Breakfast

Utah Jazz’s ‘Breakfast Club’ groomed Nickeil Alexander-Walker for decisive game against Bulls

Utah Jazz's 'Breakfast Club' groomed Nickeil Alexander-Walker for decisive game against Bulls

If you thought “The Breakfast Club” was an 80s comedy-drama from John Hughes and the “Brat Pack”… well, yes, it is.

It turns out, however, that the Utah Jazz have their own “Breakfast Club”.

Rather than navigating personal demons in a Saturday detention session alongside Molly Ringwald and Emilio Estevez, the basketball team’s version involves a group of young players (Nickeil Alexander-Walker, Jared Butler, Juancho Hernangomez, Xavier Sneed) and assistant coaches/staff (Keyon Dooling, Bryan Bailey, Jeff Watkinson, Sanjay Lumpkin) all together hours before team practices and shootouts to do development work.

“You don’t see that, but every day before shooting…these guys are there at 8, 8:30, practicing – hard too – sometimes playing 2v2, 3v3, and then staying after practice for practice againDonovan Mitchell noted Wednesday night after the Jazz’ 125-110 win over the Bulls. “Then they come to the gym and train again. And then they maybe play in the game. … That’s a lot.”

And after all those breakfast sessions, Alexander-Walker was finally able to feast.

With each of Bojan Bogdanovic, Danuel House and Trent Forrest out for the night against Chicago, NAW had 22 minutes of action and had 16 points, four rebounds, three 3s and two steals.

The main piece of the Jazz’s comeback for knocking out injured fan favorite Joe Ingles, Alexander-Walker has largely languished on the Utah bench since his acquisition. He had scored a grand total of nine points in his first seven appearances with the team, having been a regular in the rotation at New Orleans.

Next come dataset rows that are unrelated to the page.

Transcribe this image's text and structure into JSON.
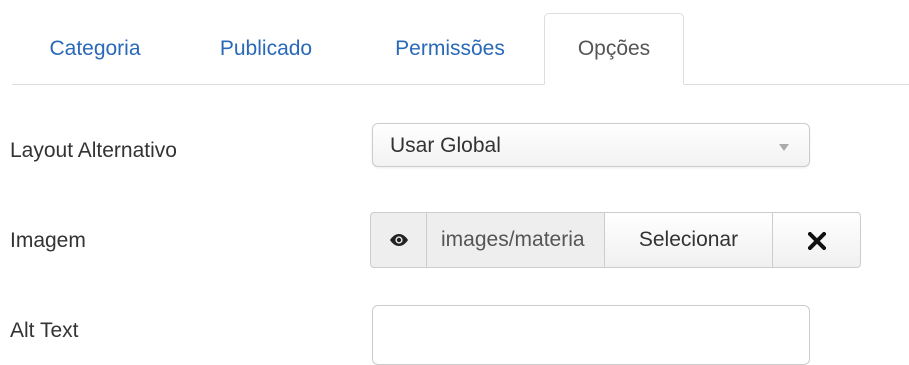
{
  "tabs": [
    {
      "label": "Categoria",
      "active": false
    },
    {
      "label": "Publicado",
      "active": false
    },
    {
      "label": "Permissões",
      "active": false
    },
    {
      "label": "Opções",
      "active": true
    }
  ],
  "form": {
    "layout": {
      "label": "Layout Alternativo",
      "value": "Usar Global"
    },
    "image": {
      "label": "Imagem",
      "preview_icon": "eye-icon",
      "value": "images/materia",
      "select_label": "Selecionar",
      "clear_icon": "close-icon"
    },
    "alt_text": {
      "label": "Alt Text",
      "value": ""
    }
  },
  "colors": {
    "link": "#2a69b8",
    "active_tab_text": "#555555",
    "border": "#cccccc"
  }
}
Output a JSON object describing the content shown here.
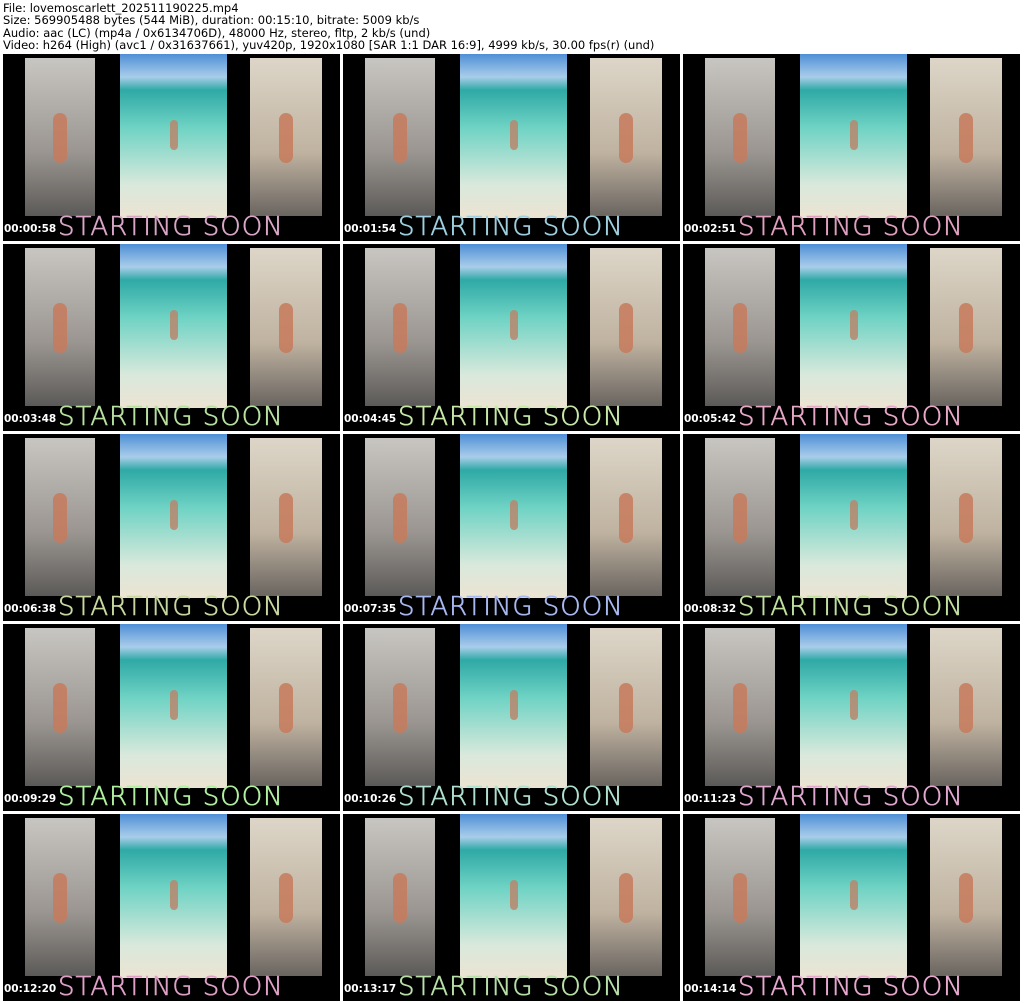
{
  "header": {
    "file": "File: lovemoscarlett_202511190225.mp4",
    "size": "Size: 569905488 bytes (544 MiB), duration: 00:15:10, bitrate: 5009 kb/s",
    "audio": "Audio: aac (LC) (mp4a / 0x6134706D), 48000 Hz, stereo, fltp, 2 kb/s (und)",
    "video": "Video: h264 (High) (avc1 / 0x31637661), yuv420p, 1920x1080 [SAR 1:1 DAR 16:9], 4999 kb/s, 30.00 fps(r) (und)"
  },
  "overlay_text": "STARTING SOON",
  "thumbnails": [
    {
      "time": "00:00:58",
      "color": "#d9a6c8"
    },
    {
      "time": "00:01:54",
      "color": "#9fd0e0"
    },
    {
      "time": "00:02:51",
      "color": "#e0a0c0"
    },
    {
      "time": "00:03:48",
      "color": "#b8e0a0"
    },
    {
      "time": "00:04:45",
      "color": "#c8e8a8"
    },
    {
      "time": "00:05:42",
      "color": "#e8a8c8"
    },
    {
      "time": "00:06:38",
      "color": "#c8d8a0"
    },
    {
      "time": "00:07:35",
      "color": "#a8b8f0"
    },
    {
      "time": "00:08:32",
      "color": "#c0e0a0"
    },
    {
      "time": "00:09:29",
      "color": "#b0f0a0"
    },
    {
      "time": "00:10:26",
      "color": "#b0e0d0"
    },
    {
      "time": "00:11:23",
      "color": "#e0a8d0"
    },
    {
      "time": "00:12:20",
      "color": "#e0a0c8"
    },
    {
      "time": "00:13:17",
      "color": "#b8e0a8"
    },
    {
      "time": "00:14:14",
      "color": "#e8a8d0"
    }
  ]
}
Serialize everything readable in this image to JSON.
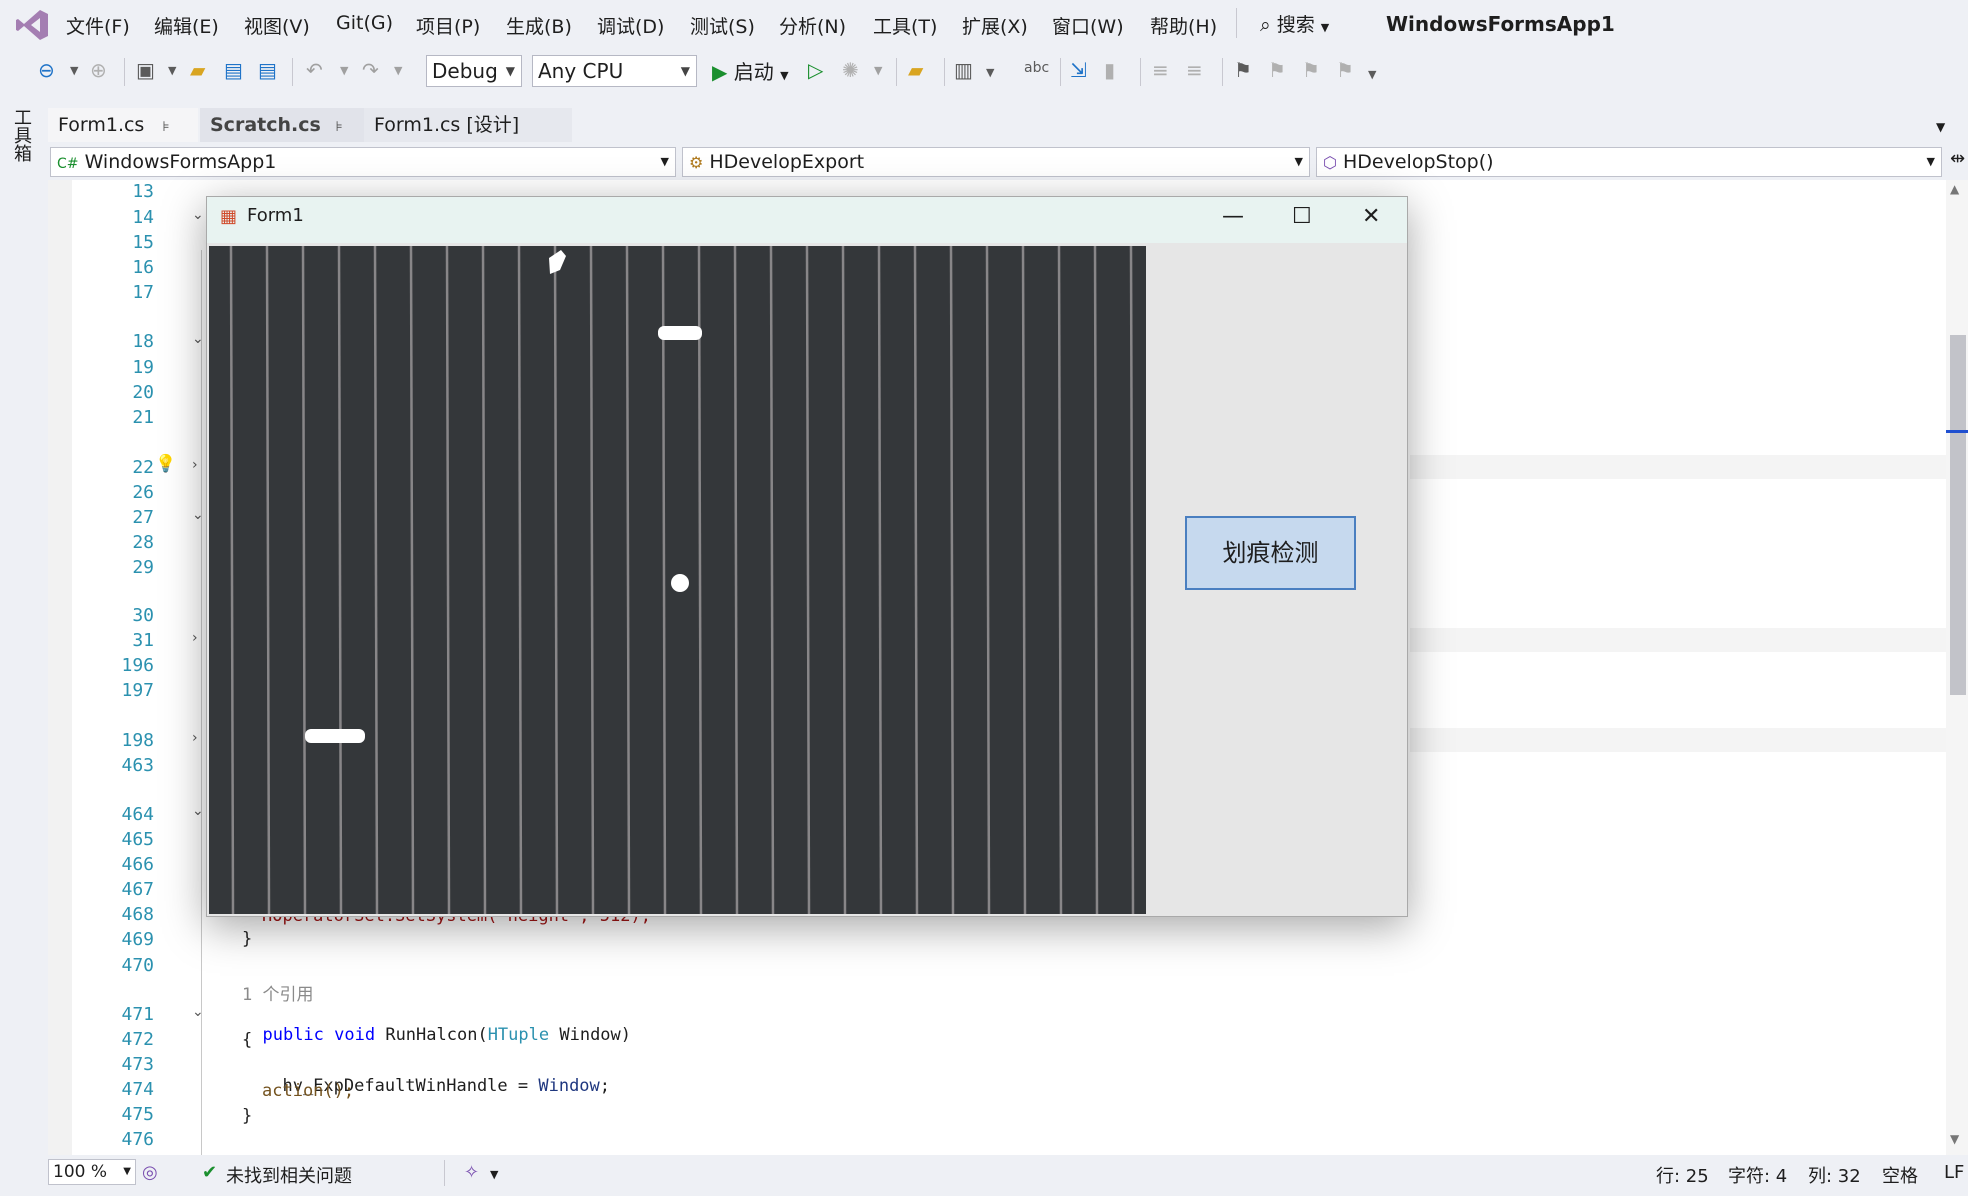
{
  "menu": {
    "items": [
      "文件(F)",
      "编辑(E)",
      "视图(V)",
      "Git(G)",
      "项目(P)",
      "生成(B)",
      "调试(D)",
      "测试(S)",
      "分析(N)",
      "工具(T)",
      "扩展(X)",
      "窗口(W)",
      "帮助(H)"
    ],
    "search": "搜索",
    "solution_title": "WindowsFormsApp1"
  },
  "toolbar": {
    "config": "Debug",
    "platform": "Any CPU",
    "start_label": "启动"
  },
  "toolbox_label": "工具箱",
  "tabs": [
    {
      "label": "Form1.cs"
    },
    {
      "label": "Scratch.cs"
    },
    {
      "label": "Form1.cs [设计]"
    }
  ],
  "navbar": {
    "project": "WindowsFormsApp1",
    "class": "HDevelopExport",
    "member": "HDevelopStop()"
  },
  "editor": {
    "line_numbers": [
      "13",
      "14",
      "15",
      "16",
      "17",
      "18",
      "19",
      "20",
      "21",
      "22",
      "26",
      "27",
      "28",
      "29",
      "30",
      "31",
      "196",
      "197",
      "198",
      "463",
      "464",
      "465",
      "466",
      "467",
      "468",
      "469",
      "470",
      "471",
      "472",
      "473",
      "474",
      "475",
      "476"
    ],
    "code": {
      "l468": "HOperatorSet.SetSystem(\"height\", 512);",
      "l469": "}",
      "ref_count": "1 个引用",
      "l471_kw": "public void",
      "l471_name": "RunHalcon(",
      "l471_type": "HTuple",
      "l471_param": "Window)",
      "l472": "{",
      "l473_a": "hv_ExpDefaultWinHandle = ",
      "l473_b": "Window",
      "l473_c": ";",
      "l474": "action();",
      "l475": "}"
    }
  },
  "form1": {
    "title": "Form1",
    "button_label": "划痕检测"
  },
  "statusbar": {
    "zoom": "100 %",
    "issues": "未找到相关问题",
    "line": "行: 25",
    "char": "字符: 4",
    "col": "列: 32",
    "space": "空格",
    "eol": "LF"
  }
}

Loaded with a few minutes of rotation given the Jazz’s shorthandedness on Wednesday, he racked up 14 points in the fourth quarter alone, helping the Jazz avoid another late-game meltdown as they increased a four-point advantage. points up to 19 before. the visiting Bulls waved the proverbial white flag.

He shot 4 of 8 overall, including 3 of 5 from deep, and was 5 of 6 from the free throw line. When then asked what happened in that pivotal fourth quarter streak, he naturally answered…

“I think Don has arrived,” he said, referring to the star goaltender’s incendiary 25-point third quarter en route to a 37-point night. “The gravity he brought to himself, the shots he was making, he got hot… so they were so focused on him.”

True. But NAW still had to convert the looks it had, still had to do its part on the defensive end, trying to work cooks Zach LaVine and DeMar DeRozan a bit.

His efforts on this end were what impressed everyone.

“He came into the game and defended,” head coach Quin Snyder said. “He has a certain size, where he is able to keep several positions… he was focused on defense. He was playing long before he even started knocking down shots.

“Man, he really did his thing. I’m really happy for him,” Mitchell added. “…We all know he’s a bucket, but he was really locked in defensively against talented guys.”

There was a particularly memorable fourth quarter sequence where he followed LaVine, not biting his fakes and feints, staying well positioned with every move, getting an effective challenge on the shot while demonstratively avoiding contact, then after that the Jazz rebounded the miss, he settled into a corner in front of the Jazz bench, caught a pass from Mitchell where it came from and calmly drained a triple.

“Every shot I took tonight I practiced here…I can’t even count [how many times]said Alexander-Walker. “…The whole staff, the team, I can’t be more grateful for how they’ve helped me since I’ve been here.”

At another point in the fourth, he got a steal, ran down, went hard to the hoop and laid the ball down while drawing a foul from DeRozan.

Meanwhile, Mitchell strongly urged the crowd to let the new guy feel the love.

He felt it.

“It means I fit in – and that’s a good feeling,” Alexander-Walker said.

He’s not now suddenly a finished product, destined for a cohesive Snyder role.

But if the 6-foot-6, 205-pound, 23-year-old who melted the hearts of old-school coaches around the world with a role-conscious line (“Truly and truly, the only thing I gotta have did [on this team] is forbidden”) can maintain its upward trajectory… well, at this point, there would be no reason do not to play it.

And his new teammates know he will save time.

“He works every day – he comes to practice early and waits for his opportunity,” said Rudy Gobert, who finished with 14 points, 20 rebounds and four blocks. “It was really great to see him contribute like that tonight. These guys work really hard every day. I like that.”